→ EXTRACTED RECORDS
[Start of Attachment]
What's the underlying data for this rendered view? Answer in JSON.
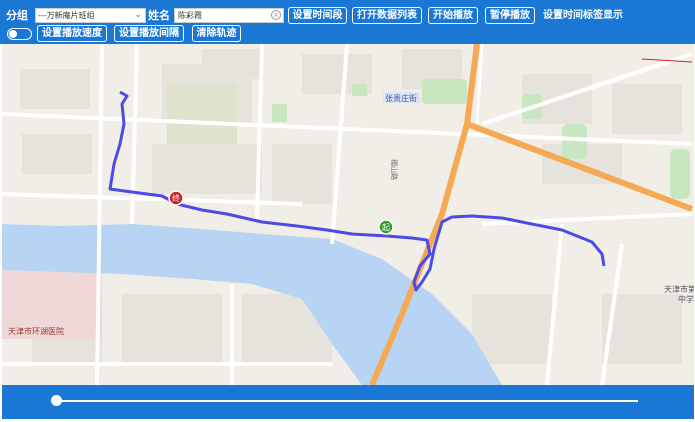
{
  "toolbar": {
    "group_label": "分组",
    "group_select_value": "---万新庵片班组",
    "name_label": "姓名",
    "name_input_value": "陈彩霞",
    "set_time_range": "设置时间段",
    "open_data_list": "打开数据列表",
    "start_play": "开始播放",
    "pause_play": "暂停播放",
    "set_time_label_display": "设置时间标签显示",
    "set_play_speed": "设置播放速度",
    "set_play_interval": "设置播放间隔",
    "clear_track": "清除轨迹"
  },
  "map": {
    "labels": {
      "street": "张贵庄街",
      "road": "福山路",
      "hospital": "天津市环湖医院",
      "right_place_1": "天津市第",
      "right_place_2": "中学",
      "start_marker": "起",
      "end_marker": "终"
    },
    "colors": {
      "track": "#4b4be8",
      "river": "#b8d4f4",
      "main_road": "#f5a955",
      "park": "#c8e6c0",
      "start": "#2ba02b",
      "end": "#cc2222"
    }
  },
  "playback": {
    "progress": 0
  }
}
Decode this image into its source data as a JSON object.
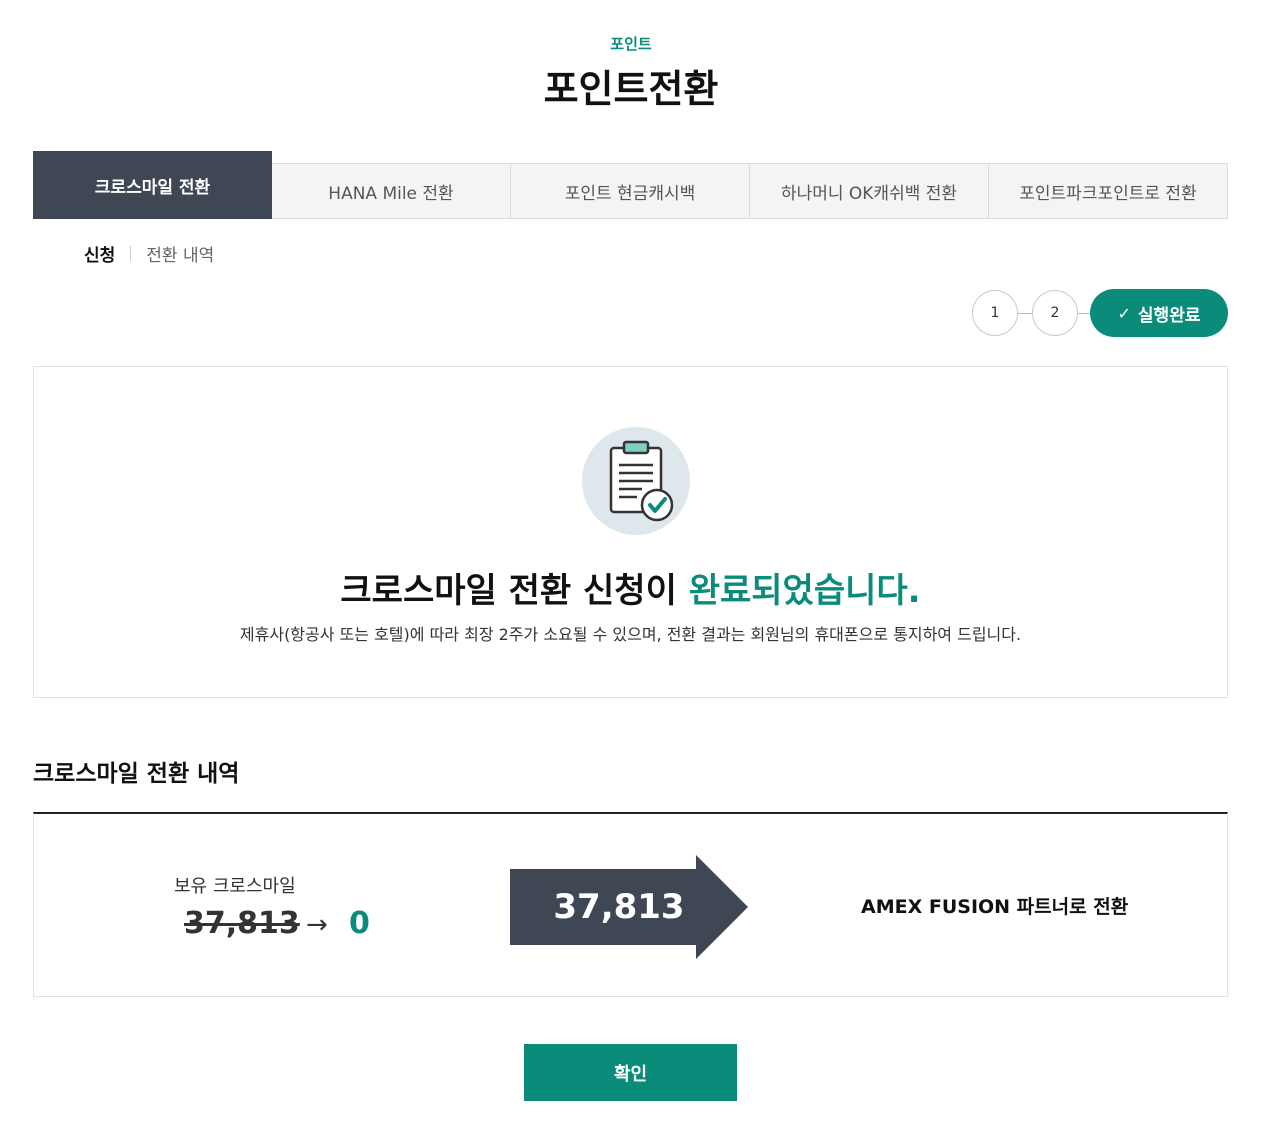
{
  "header": {
    "eyebrow": "포인트",
    "title": "포인트전환"
  },
  "tabs": [
    {
      "label": "크로스마일 전환",
      "active": true
    },
    {
      "label": "HANA Mile 전환",
      "active": false
    },
    {
      "label": "포인트 현금캐시백",
      "active": false
    },
    {
      "label": "하나머니 OK캐쉬백 전환",
      "active": false
    },
    {
      "label": "포인트파크포인트로 전환",
      "active": false
    }
  ],
  "subtabs": {
    "active": "신청",
    "other": "전환 내역"
  },
  "steps": {
    "step1": "1",
    "step2": "2",
    "done": "실행완료"
  },
  "result": {
    "message_main": "크로스마일 전환 신청이 ",
    "message_highlight": "완료되었습니다.",
    "note": "제휴사(항공사 또는 호텔)에 따라 최장 2주가 소요될 수 있으며, 전환 결과는 회원님의 휴대폰으로 통지하여 드립니다."
  },
  "history": {
    "title": "크로스마일 전환 내역",
    "held_label": "보유 크로스마일",
    "held_before": "37,813",
    "held_after": "0",
    "converted": "37,813",
    "partner": "AMEX FUSION 파트너로 전환"
  },
  "confirm_label": "확인",
  "colors": {
    "accent": "#0b8c7b",
    "dark": "#3e4753"
  }
}
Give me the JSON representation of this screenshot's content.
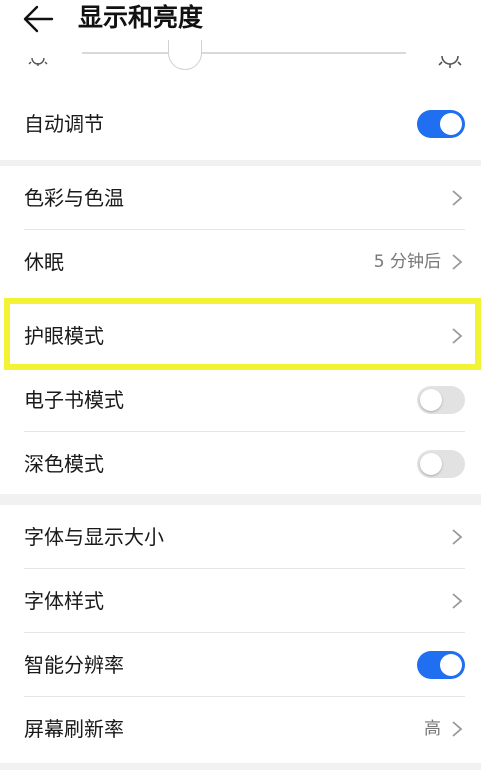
{
  "header": {
    "title": "显示和亮度",
    "back_icon": "arrow-left-icon"
  },
  "brightness": {
    "min_icon": "sun-small-icon",
    "max_icon": "sun-large-icon",
    "level": 0.3
  },
  "auto_adjust": {
    "label": "自动调节",
    "enabled": true
  },
  "group1": {
    "color_temp": {
      "label": "色彩与色温"
    },
    "sleep": {
      "label": "休眠",
      "value": "5 分钟后"
    },
    "eye_comfort": {
      "label": "护眼模式"
    },
    "ebook_mode": {
      "label": "电子书模式",
      "enabled": false
    },
    "dark_mode": {
      "label": "深色模式",
      "enabled": false
    }
  },
  "group2": {
    "font_size": {
      "label": "字体与显示大小"
    },
    "font_style": {
      "label": "字体样式"
    },
    "smart_resolution": {
      "label": "智能分辨率",
      "enabled": true
    },
    "refresh_rate": {
      "label": "屏幕刷新率",
      "value": "高"
    }
  },
  "colors": {
    "accent": "#1f6ff0",
    "highlight": "#f4f234",
    "toggle_off": "#e2e2e2"
  }
}
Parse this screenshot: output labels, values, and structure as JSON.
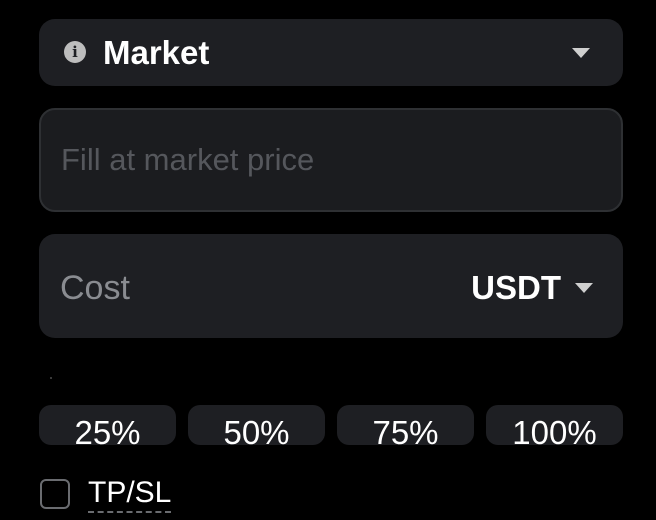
{
  "order_type": {
    "label": "Market",
    "info_icon": "info-icon",
    "dropdown_icon": "caret-down-icon"
  },
  "price": {
    "placeholder": "Fill at market price"
  },
  "cost": {
    "label": "Cost",
    "currency": "USDT",
    "dropdown_icon": "caret-down-icon"
  },
  "percent_buttons": [
    "25%",
    "50%",
    "75%",
    "100%"
  ],
  "tpsl": {
    "label": "TP/SL",
    "checked": false
  },
  "colors": {
    "background": "#000000",
    "field": "#1e1f23",
    "placeholder": "#55575c",
    "text": "#ffffff",
    "muted": "#8a8c91"
  }
}
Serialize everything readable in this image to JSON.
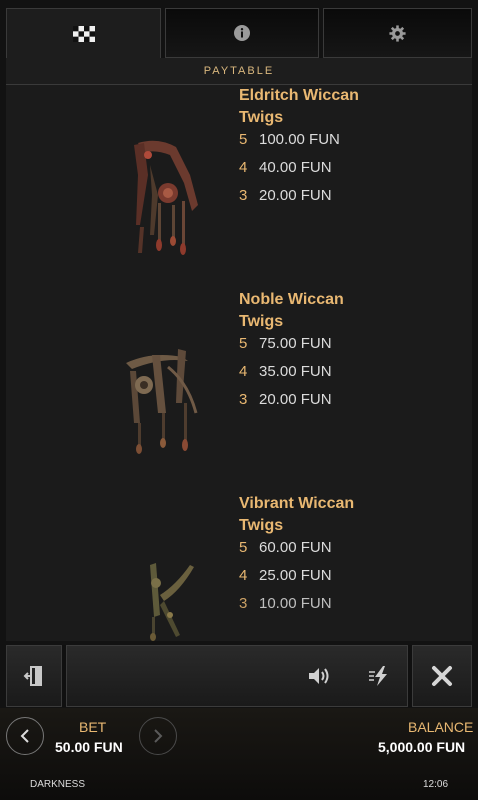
{
  "tabs": [
    {
      "name": "paytable",
      "icon": "checkerboard-icon",
      "active": true
    },
    {
      "name": "info",
      "icon": "info-icon",
      "active": false
    },
    {
      "name": "settings",
      "icon": "gear-icon",
      "active": false
    }
  ],
  "paytable_title": "PAYTABLE",
  "symbols": [
    {
      "name_line1": "Eldritch Wiccan",
      "name_line2": "Twigs",
      "payouts": [
        {
          "count": "5",
          "amount": "100.00 FUN"
        },
        {
          "count": "4",
          "amount": "40.00 FUN"
        },
        {
          "count": "3",
          "amount": "20.00 FUN"
        }
      ]
    },
    {
      "name_line1": "Noble Wiccan",
      "name_line2": "Twigs",
      "payouts": [
        {
          "count": "5",
          "amount": "75.00 FUN"
        },
        {
          "count": "4",
          "amount": "35.00 FUN"
        },
        {
          "count": "3",
          "amount": "20.00 FUN"
        }
      ]
    },
    {
      "name_line1": "Vibrant Wiccan",
      "name_line2": "Twigs",
      "payouts": [
        {
          "count": "5",
          "amount": "60.00 FUN"
        },
        {
          "count": "4",
          "amount": "25.00 FUN"
        },
        {
          "count": "3",
          "amount": "10.00 FUN"
        }
      ]
    }
  ],
  "controls": {
    "exit_icon": "exit-door-icon",
    "sound_icon": "speaker-icon",
    "turbo_icon": "lightning-icon",
    "close_icon": "close-icon"
  },
  "footer": {
    "bet_label": "BET",
    "bet_value": "50.00 FUN",
    "balance_label": "BALANCE",
    "balance_value": "5,000.00 FUN",
    "game_name": "DARKNESS",
    "clock": "12:06"
  },
  "colors": {
    "accent_gold": "#e9b872",
    "panel_bg": "#1b1b1b"
  }
}
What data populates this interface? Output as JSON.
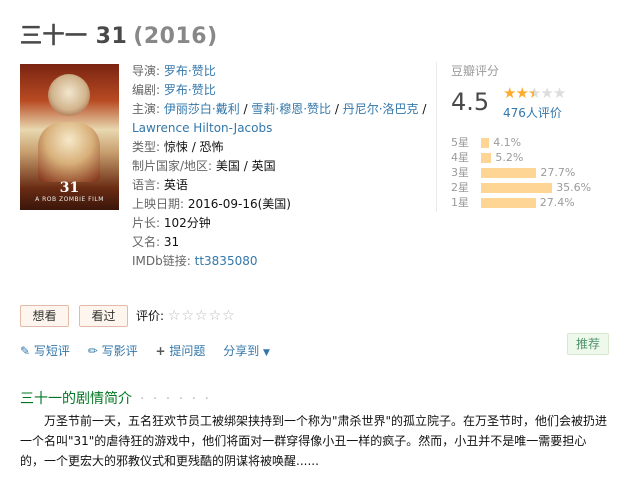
{
  "header": {
    "title": "三十一 31",
    "year": "(2016)"
  },
  "poster": {
    "big_text": "31",
    "small_text": "A ROB ZOMBIE FILM"
  },
  "info": {
    "director_label": "导演:",
    "director": "罗布·赞比",
    "writer_label": "编剧:",
    "writer": "罗布·赞比",
    "cast_label": "主演:",
    "cast": [
      "伊丽莎白·戴利",
      "雪莉·穆恩·赞比",
      "丹尼尔·洛巴克",
      "Lawrence Hilton-Jacobs"
    ],
    "genre_label": "类型:",
    "genre": "惊悚 / 恐怖",
    "country_label": "制片国家/地区:",
    "country": "美国 / 英国",
    "language_label": "语言:",
    "language": "英语",
    "release_label": "上映日期:",
    "release": "2016-09-16(美国)",
    "runtime_label": "片长:",
    "runtime": "102分钟",
    "aka_label": "又名:",
    "aka": "31",
    "imdb_label": "IMDb链接:",
    "imdb": "tt3835080"
  },
  "rating": {
    "title": "豆瓣评分",
    "score": "4.5",
    "stars_value": 2.5,
    "count_text": "476人评价",
    "bars": [
      {
        "label": "5星",
        "pct_text": "4.1%",
        "pct": 4.1
      },
      {
        "label": "4星",
        "pct_text": "5.2%",
        "pct": 5.2
      },
      {
        "label": "3星",
        "pct_text": "27.7%",
        "pct": 27.7
      },
      {
        "label": "2星",
        "pct_text": "35.6%",
        "pct": 35.6
      },
      {
        "label": "1星",
        "pct_text": "27.4%",
        "pct": 27.4
      }
    ]
  },
  "buttons": {
    "want": "想看",
    "seen": "看过",
    "rate_label": "评价:"
  },
  "actions": {
    "short_review": "写短评",
    "review": "写影评",
    "ask": "提问题",
    "share": "分享到"
  },
  "recommend": "推荐",
  "synopsis": {
    "title": "三十一的剧情简介",
    "dots": "· · · · · ·",
    "text": "万圣节前一天，五名狂欢节员工被绑架挟持到一个称为\"肃杀世界\"的孤立院子。在万圣节时，他们会被扔进一个名叫\"31\"的虐待狂的游戏中，他们将面对一群穿得像小丑一样的疯子。然而，小丑并不是唯一需要担心的，一个更宏大的邪教仪式和更残酷的阴谋将被唤醒......"
  },
  "colors": {
    "link": "#3377aa",
    "green": "#007722",
    "bar": "#ffd596",
    "star": "#ffac2d"
  }
}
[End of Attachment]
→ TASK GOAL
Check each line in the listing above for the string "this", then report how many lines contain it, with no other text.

→ PROBLEM SOLUTION
6